False endings are the best. Buggles' 'Video Killed The Radio Star' has a cracking zombie resurrection after it finishes. And the Beach Boys's original version of 'Help Me Ronda' [sic] is fourth-wall-breakingly deconstructive about fade-outs, constantly delighting in the silliness of riding the fader up and down so no-one really knows what's happening anymore.

And the more said about the HeeBeeGeeBees' 'Boring Song' the better.

Irritating and/or inconclusive fade-outs on tracks
« Reply #47 on: September 03, 2006, 12:57:58 AM »
Another song that inexplicably fades out just as you can (just about) hear it resolving properly: "That's What I Like" (aka "The Sandwich Song") by Chas and Dave, otherwise notable for the insurpassably excellent lyric: "...takin' me dad for a pint or two and a Sunday mornin' stroll,/Licorice pipes and baggy suits, Glenn Hoddle scoring a goal..."

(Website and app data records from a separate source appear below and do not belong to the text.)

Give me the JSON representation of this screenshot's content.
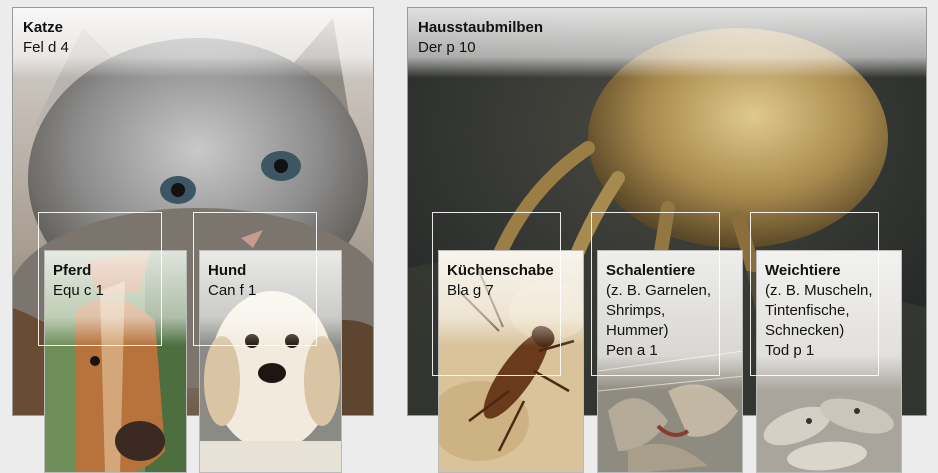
{
  "katze": {
    "title": "Katze",
    "code": "Fel d 4"
  },
  "milben": {
    "title": "Hausstaubmilben",
    "code": "Der p 10"
  },
  "pferd": {
    "title": "Pferd",
    "code": "Equ c 1"
  },
  "hund": {
    "title": "Hund",
    "code": "Can f 1"
  },
  "kuechenschabe": {
    "title": "Küchenschabe",
    "code": "Bla g 7"
  },
  "schalentiere": {
    "title": "Schalentiere",
    "detail": "(z. B. Garnelen,\nShrimps,\nHummer)",
    "code": "Pen a 1"
  },
  "weichtiere": {
    "title": "Weichtiere",
    "detail": "(z. B. Muscheln,\nTintenfische,\nSchnecken)",
    "code": "Tod p 1"
  }
}
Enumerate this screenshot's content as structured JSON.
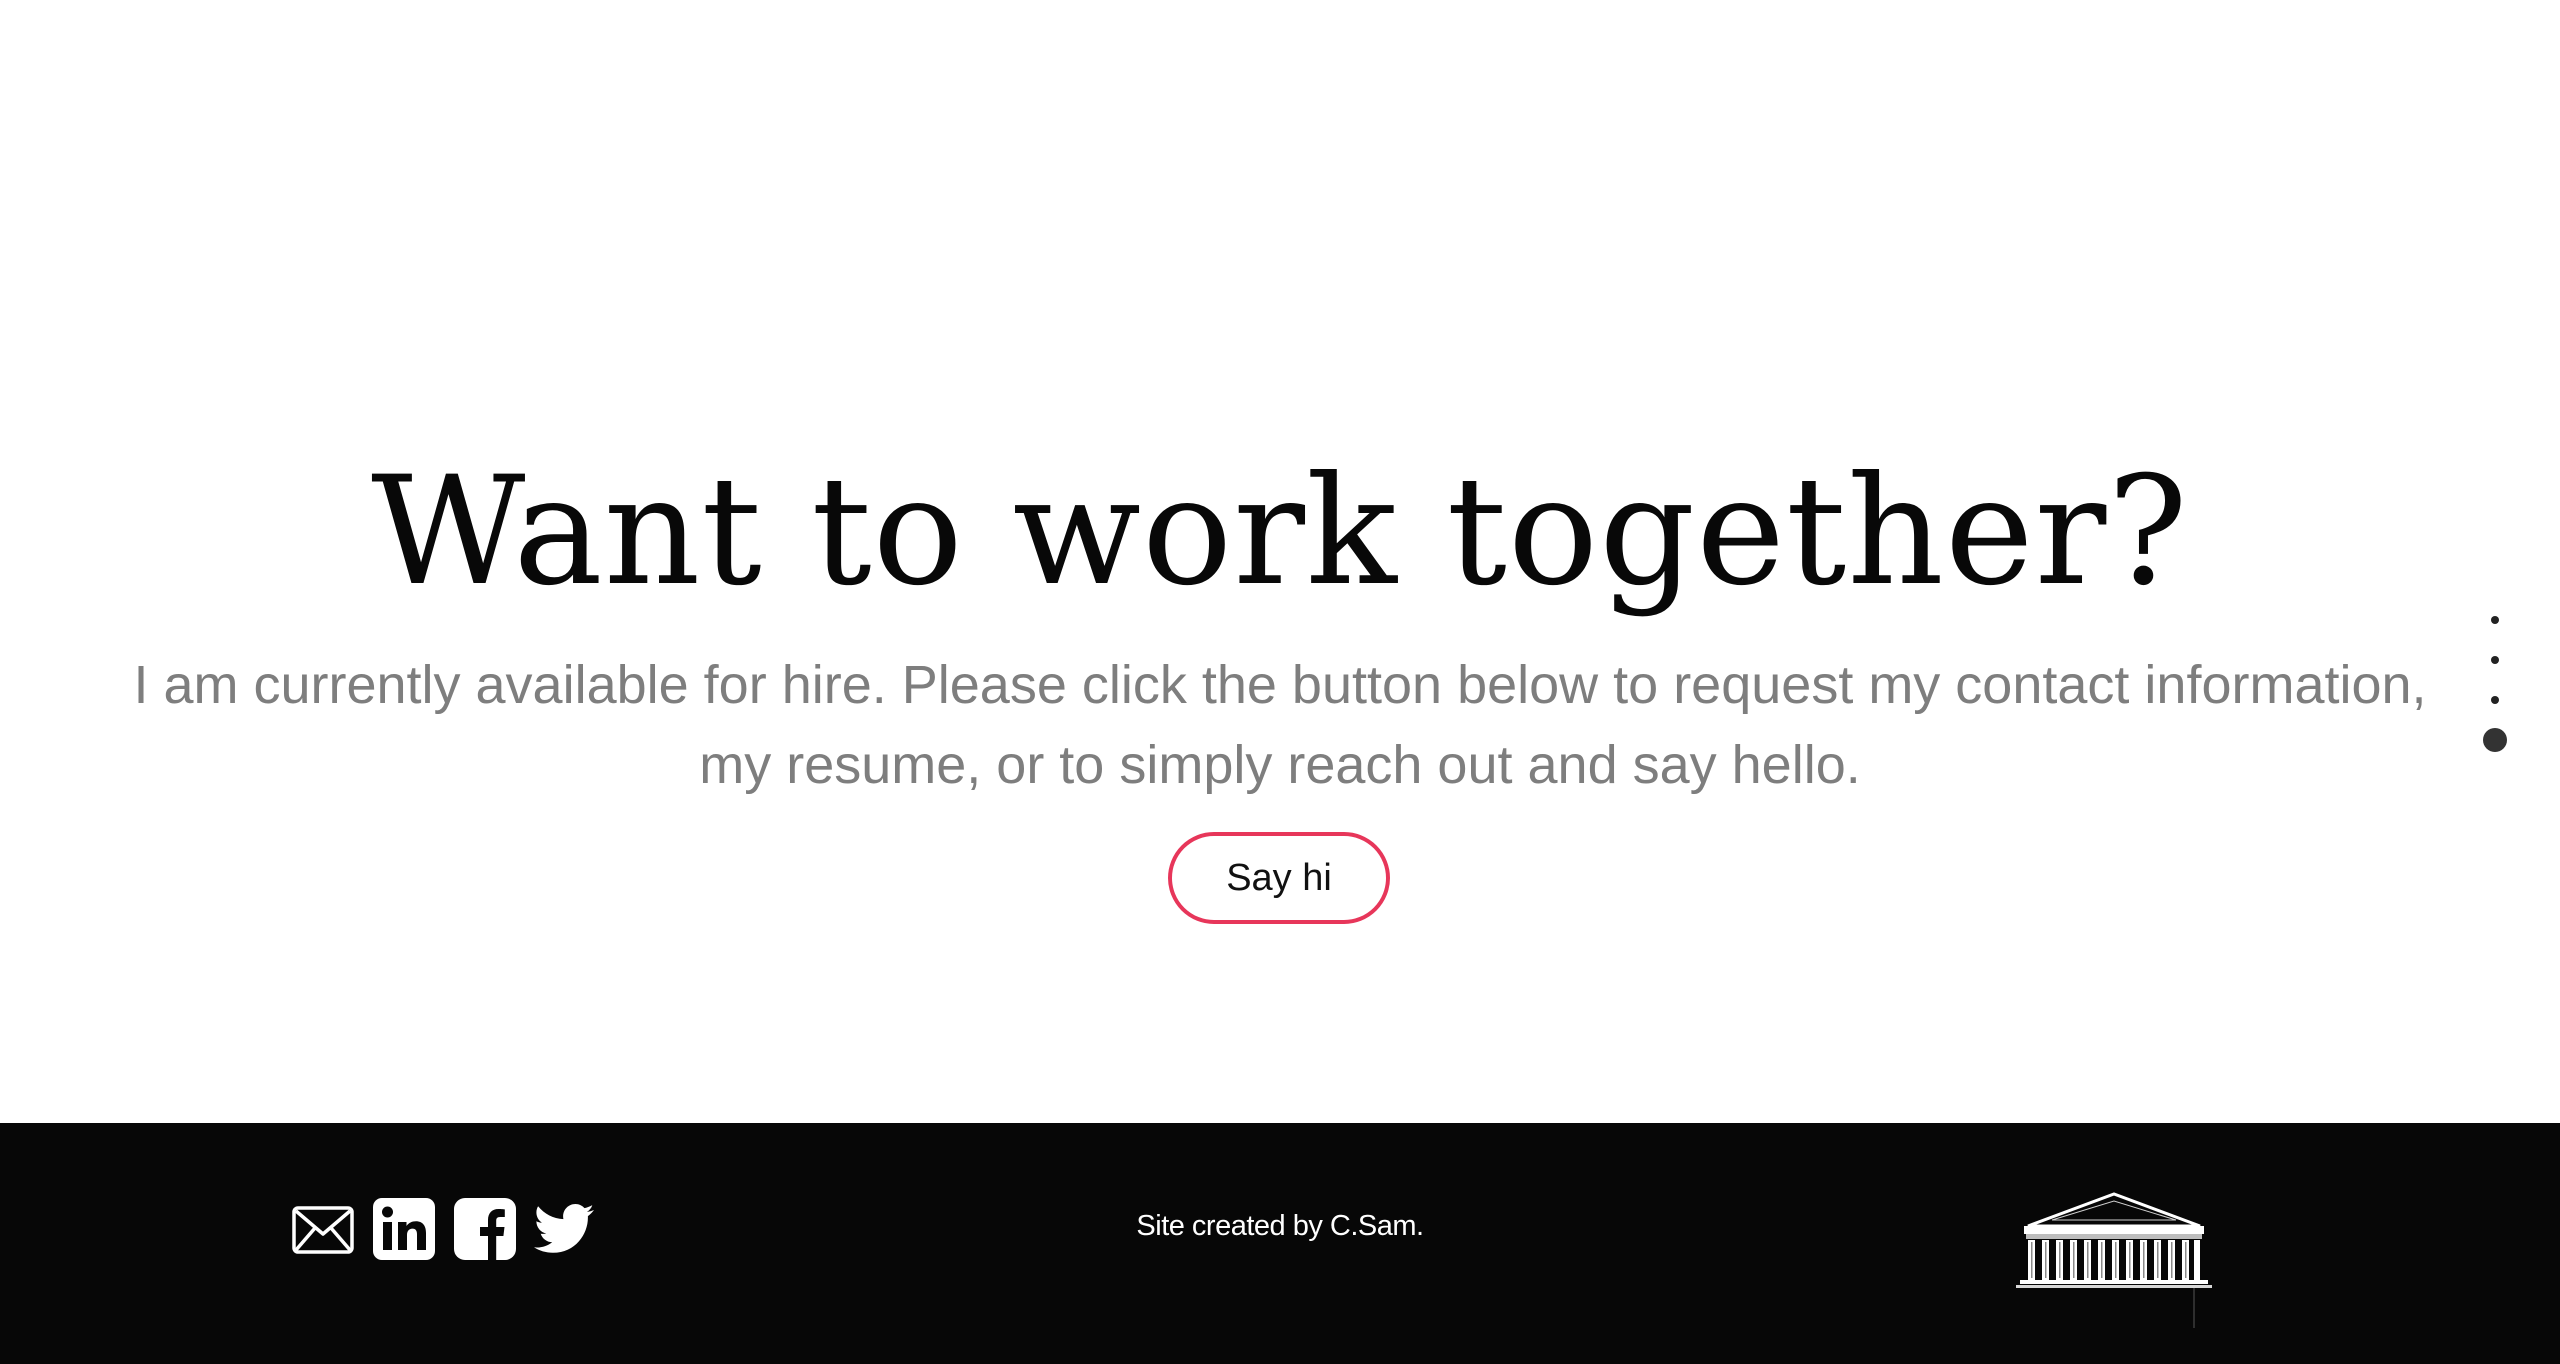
{
  "hero": {
    "title": "Want to work together?",
    "line1": "I am currently available for hire. Please click the button below to request my contact information,",
    "line2": "my resume, or to simply reach out and say hello.",
    "button_label": "Say hi",
    "button_border_color": "#e7365a"
  },
  "page_nav": {
    "dots": 4,
    "active_index": 3
  },
  "footer": {
    "credit": "Site created by C.Sam.",
    "social_icons": [
      "mail-icon",
      "linkedin-icon",
      "facebook-icon",
      "twitter-icon"
    ],
    "logo": "parthenon-logo"
  },
  "colors": {
    "footer_bg": "#070707",
    "subtext": "#7e7e7e",
    "accent": "#e7365a"
  }
}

Irritating and/or inconclusive fade-outs on tracks
« Reply #48 on: September 04, 2006, 03:45:33 PM »
Quote from: "Cack Hen"
Quote from: "dead_johnny_walker"
One of my favourite fade-outs is Some Girls Are Bigger Than Others by The Smiths, where it creates a wonderful effect of leaving the song playing in the listners' head even after it's finished (well it does for me!). This track also has a great fade-in with a false start effect.
.


Well, apparently, that was an accident. Stephen Street faded in too early or something. But they kept it.



Not the way I heard it.

In the (fantastic) book  Songs That Saved Your Life it is said to be a deliberate attempt to make it sound like you are walking to the door of a club, through an open door you hear a band get louder as you get closer then the door is shut. The music fades back in again when you open the door and walk in.


I am sure I heard Johnny say this too somewhere.